Following earlier identification by Tim Kenyon and Ian Kenyon and mapping and Bordenising by Bill Fox (Bill Fox, pers. comm., July 14, 2016), the site was returned to in 1969 by David Stothers and Ian Kenyon. Located on a relatively long peninsula on the south shore of Cootes Paradise (Stothers 1977:30), lithics, ceramics and faunal remains were recovered and attributed to what was referred to as Sassafras Point Site No. 1 (AhGx-3). Two areas of concentration were noted through test cuts. Into each of these areas of concentration, a 5 foot by 5 foot test square was set. Square AI was considered to be representative of a Princess Point Complex occupation, while BI appeared to be multicomponent with Princess Point Complex, Glen Meyer, Middleport and later Iroquois materials identified or implied. The Glen Meyer and Middleport evidence was considered “scanty” (Stothers 1969:12) and “meager” (Stothers 1969:13) at that time and requiring additional investigation. In Area A, cord-wrapped stick decoration, exterior punctates and interior bosses appeared on rim sherds. Lithics included fish net sinkers, Onondaga chert and Ancaster chert. In Area B, ceramics with cord-wrapped stick decorations were present alongside trailed and incised wares. Flake scrapers were identified. Some burnt bone was said to be present.
David Smith and colleagues from the University of Toronto Mississauga, returned to Sassafras Point No. 1 (AhGx-3) in 1997 (Smith 1998) and 1998 (Smith 1999). This work confirmed the Middleport component at the site. Potential Glen Meyer and later Iroquois occupations were not discussed and appear to be contradicted by the more recently recovered artefacts. While it was earlier suggested that Sassafras Point No. 1, as a relatively large site (Smith et al. 1996:89), may have seen permanent or seasonal occupation during a Princess Point Complex occupation (Smith et al. 1997:95), recent investigations suggest that a seasonal or temporary (rather than permanent) use of the site is more likely for that period (Smith 1999:81). Site function during the Middleport occupation remains unclear (Smith 1999:81).
At SA McMaster:
Note all locations are approximate and do not represent actual archaeological sites.
Resources about this site:
Stothers, David. 1977. The Princess Point Complex.
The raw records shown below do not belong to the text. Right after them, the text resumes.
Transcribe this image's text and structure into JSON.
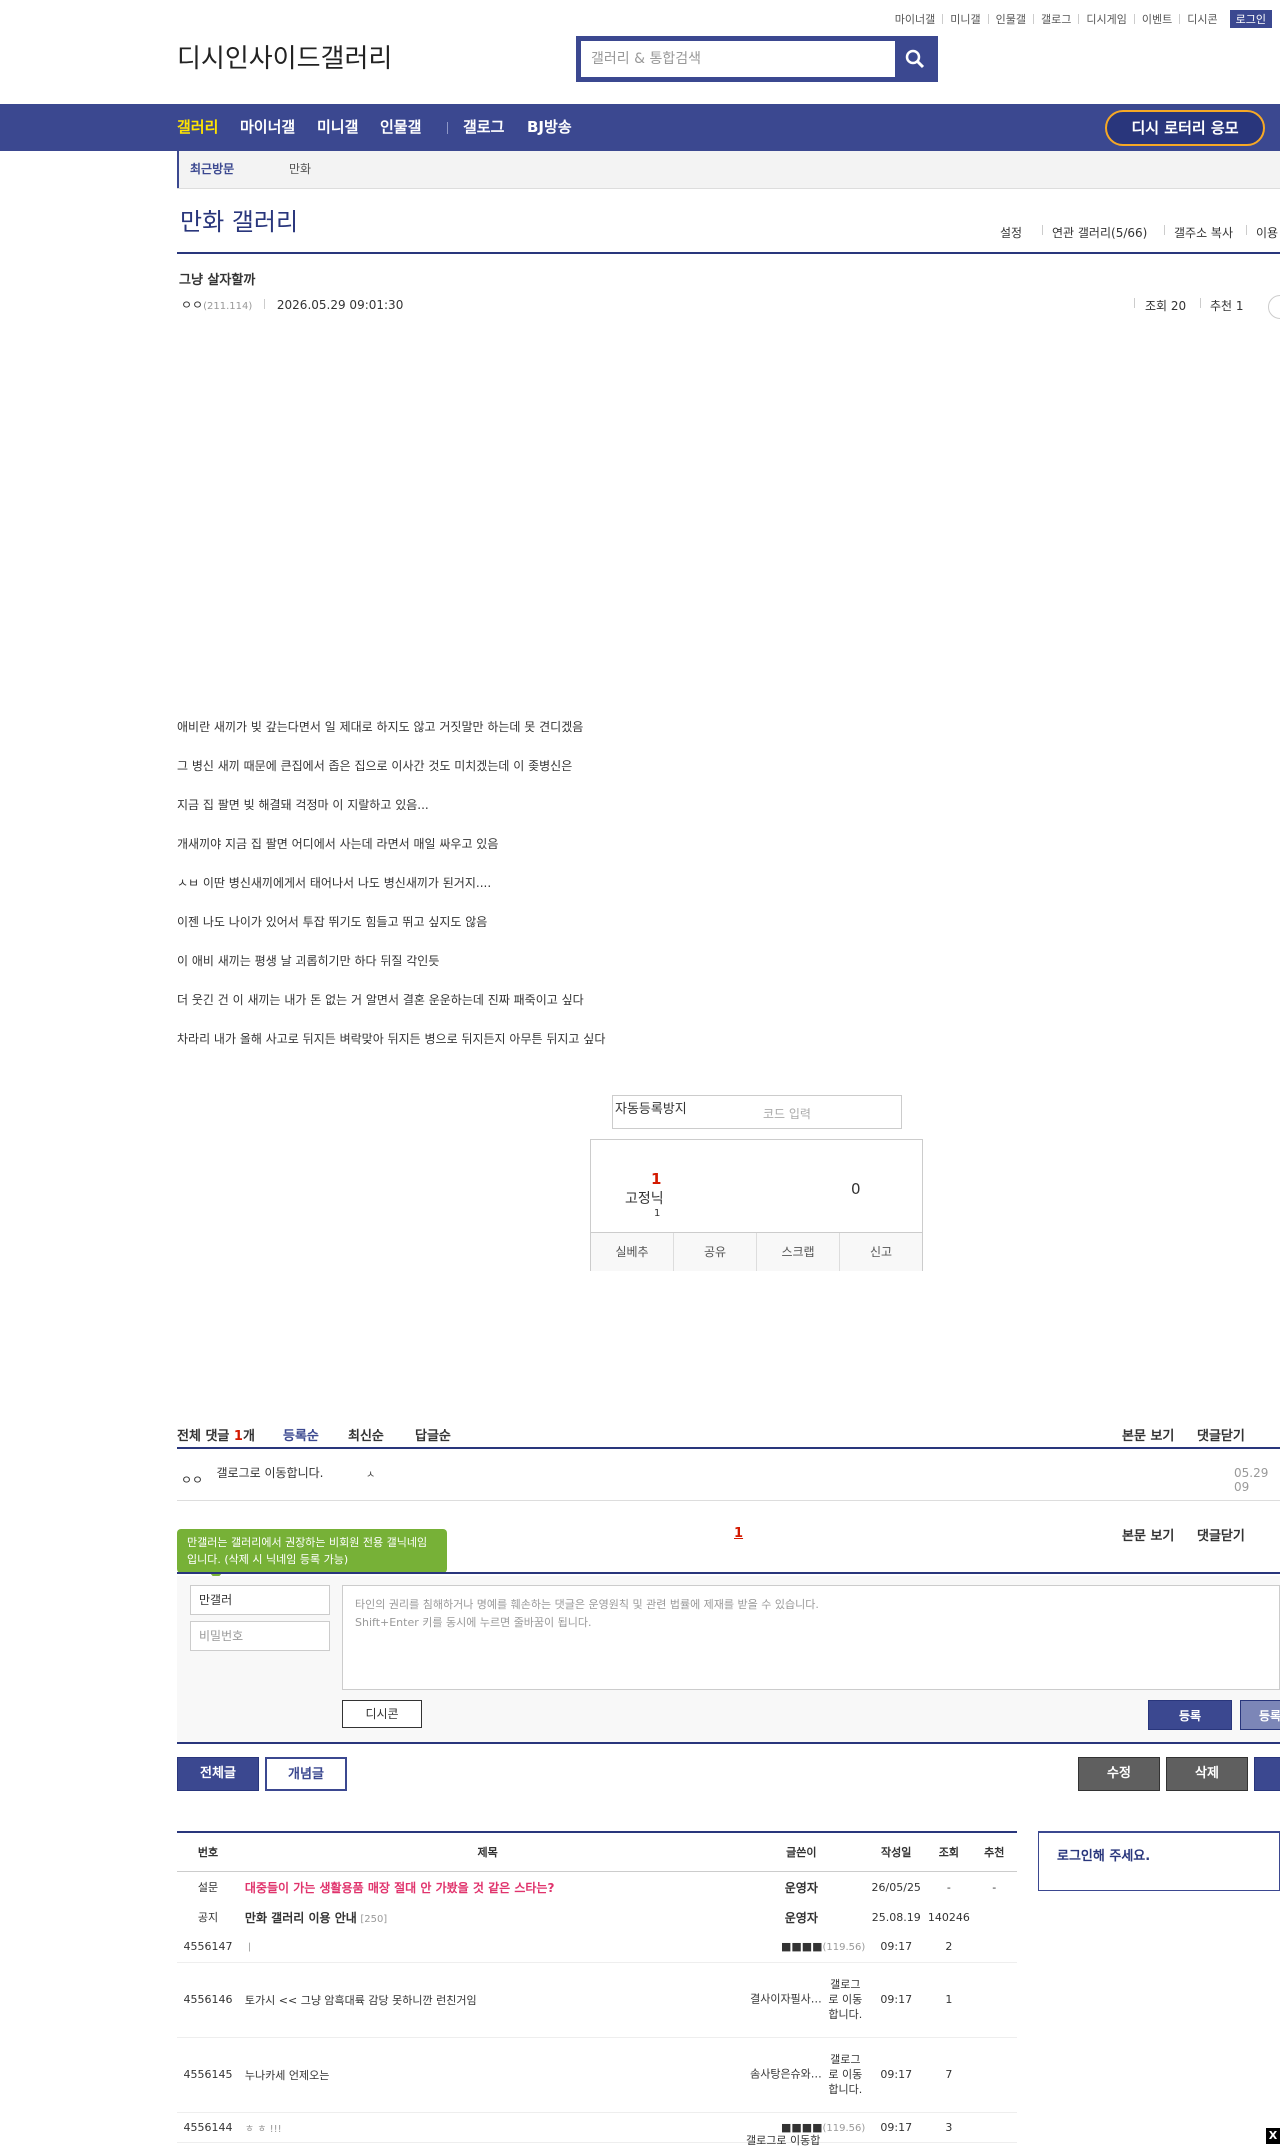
{
  "top_links": [
    "마이너갤",
    "미니갤",
    "인물갤",
    "갤로그",
    "디시게임",
    "이벤트",
    "디시콘"
  ],
  "login_label": "로그인",
  "logo_alt": "디시인사이드갤러리",
  "search_placeholder": "갤러리 & 통합검색",
  "nav": {
    "items": [
      "갤러리",
      "마이너갤",
      "미니갤",
      "인물갤",
      "갤로그",
      "BJ방송"
    ],
    "lottery": "디시 로터리 응모"
  },
  "recent": {
    "label": "최근방문",
    "item": "만화"
  },
  "gallery": {
    "title": "만화 갤러리",
    "menu": [
      "설정",
      "연관 갤러리(5/66)",
      "갤주소 복사",
      "이용"
    ]
  },
  "post": {
    "title": "그냥 살자할까",
    "writer": "ㅇㅇ",
    "ip": "(211.114)",
    "date": "2026.05.29 09:01:30",
    "views_label": "조회 20",
    "recommend_label": "추천 1",
    "lines": [
      "애비란 새끼가 빚 갚는다면서 일 제대로 하지도 않고 거짓말만 하는데 못 견디겠음",
      "그 병신 새끼 때문에 큰집에서 좁은 집으로 이사간 것도 미치겠는데 이 좆병신은",
      "지금 집 팔면 빚 해결돼 걱정마 이 지랄하고 있음...",
      "개새끼야 지금 집 팔면 어디에서 사는데 라면서 매일 싸우고 있음",
      "ㅅㅂ 이딴 병신새끼에게서 태어나서 나도 병신새끼가 된거지....",
      "이젠 나도 나이가 있어서 투잡 뛰기도 힘들고 뛰고 싶지도 않음",
      "이 애비 새끼는 평생 날 괴롭히기만 하다 뒤질 각인듯",
      "더 웃긴 건 이 새끼는 내가 돈 없는 거 알면서 결혼 운운하는데 진짜 패죽이고 싶다",
      "차라리 내가 올해 사고로 뒤지든 벼락맞아 뒤지든 병으로 뒤지든지 아무튼 뒤지고 싶다"
    ]
  },
  "captcha": {
    "img_alt": "자동등록방지",
    "placeholder": "코드 입력"
  },
  "vote": {
    "up": "1",
    "fixed_alt": "고정닉",
    "fixed_count": "1",
    "down": "0",
    "buttons": [
      "실베추",
      "공유",
      "스크랩",
      "신고"
    ]
  },
  "comments": {
    "label": "전체 댓글",
    "count": "1",
    "unit": "개",
    "sorts": [
      "등록순",
      "최신순",
      "답글순"
    ],
    "right": [
      "본문 보기",
      "댓글닫기"
    ],
    "item": {
      "writer": "ㅇㅇ",
      "img_alt": "갤로그로 이동합니다.",
      "img2_alt": "ㅅ",
      "date": "05.29 09"
    },
    "page": "1",
    "tooltip": "만갤러는 갤러리에서 권장하는 비회원 전용 갤닉네임입니다. (삭제 시 닉네임 등록 가능)",
    "nick": "만갤러",
    "password_placeholder": "비밀번호",
    "textarea_line1": "타인의 권리를 침해하거나 명예를 훼손하는 댓글은 운영원칙 및 관련 법률에 제재를 받을 수 있습니다.",
    "textarea_line2": "Shift+Enter 키를 동시에 누르면 줄바꿈이 됩니다.",
    "dccon": "디시콘",
    "submit": "등록",
    "submit2": "등록"
  },
  "board_buttons": {
    "all": "전체글",
    "concept": "개념글",
    "edit": "수정",
    "delete": "삭제"
  },
  "list": {
    "headers": [
      "번호",
      "제목",
      "글쓴이",
      "작성일",
      "조회",
      "추천"
    ],
    "rows": [
      {
        "no": "설문",
        "title": "대중들이 가는 생활용품 매장 절대 안 가봤을 것 같은 스타는?",
        "writer": "운영자",
        "date": "26/05/25",
        "views": "-",
        "rec": "-"
      },
      {
        "no": "공지",
        "title": "만화 갤러리 이용 안내",
        "reply": "[250]",
        "writer": "운영자",
        "date": "25.08.19",
        "views": "140246",
        "rec": ""
      },
      {
        "no": "4556147",
        "title": "ㅣ",
        "writer": "■■■■",
        "ip": "(119.56)",
        "date": "09:17",
        "views": "2",
        "rec": ""
      },
      {
        "no": "4556146",
        "title": "토가시 << 그냥 암흑대륙 감당 못하니깐 런친거임",
        "writer": "결사이자필사…",
        "icon": "갤로그로 이동합니다.",
        "date": "09:17",
        "views": "1",
        "rec": ""
      },
      {
        "no": "4556145",
        "title": "누나카세 언제오는",
        "writer": "솜사탕은슈와…",
        "icon": "갤로그로 이동합니다.",
        "date": "09:17",
        "views": "7",
        "rec": ""
      },
      {
        "no": "4556144",
        "title": "ㅎ ㅎ !!!",
        "writer": "■■■■",
        "ip": "(119.56)",
        "date": "09:17",
        "views": "3",
        "rec": ""
      }
    ],
    "last_icon": "갤로그로 이동합"
  },
  "login_box": {
    "title": "로그인해 주세요."
  },
  "close_label": "X"
}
Archaeological Survey of Canada, Paper No. 58. Ottawa: National Museum of Man.
Smith, David G. 1998. The 1997 Erindale College Field School at the Sassafras Point Site (AhGx-3). AARO 9:78-82.
Smith, David G. 1999. The 1998 Erindale College Field School at the Sassafras Point Site (AhGx-3) ARRO 10:72-75.
Smith, David, Trevor Ormerod and André Bekerman. 1997. Small Princess Point Sites in Cootes Paradise. In Home is Where the Hearth Is: The Contribution of Small Sites to our Understanding of Ontario’s Past, edited by Jean-Luc Pilon and Rachel Perkins, pp. 87-96. Ottawa, Ontario: Ottawa Chapter of the Ontario Archaeological Society.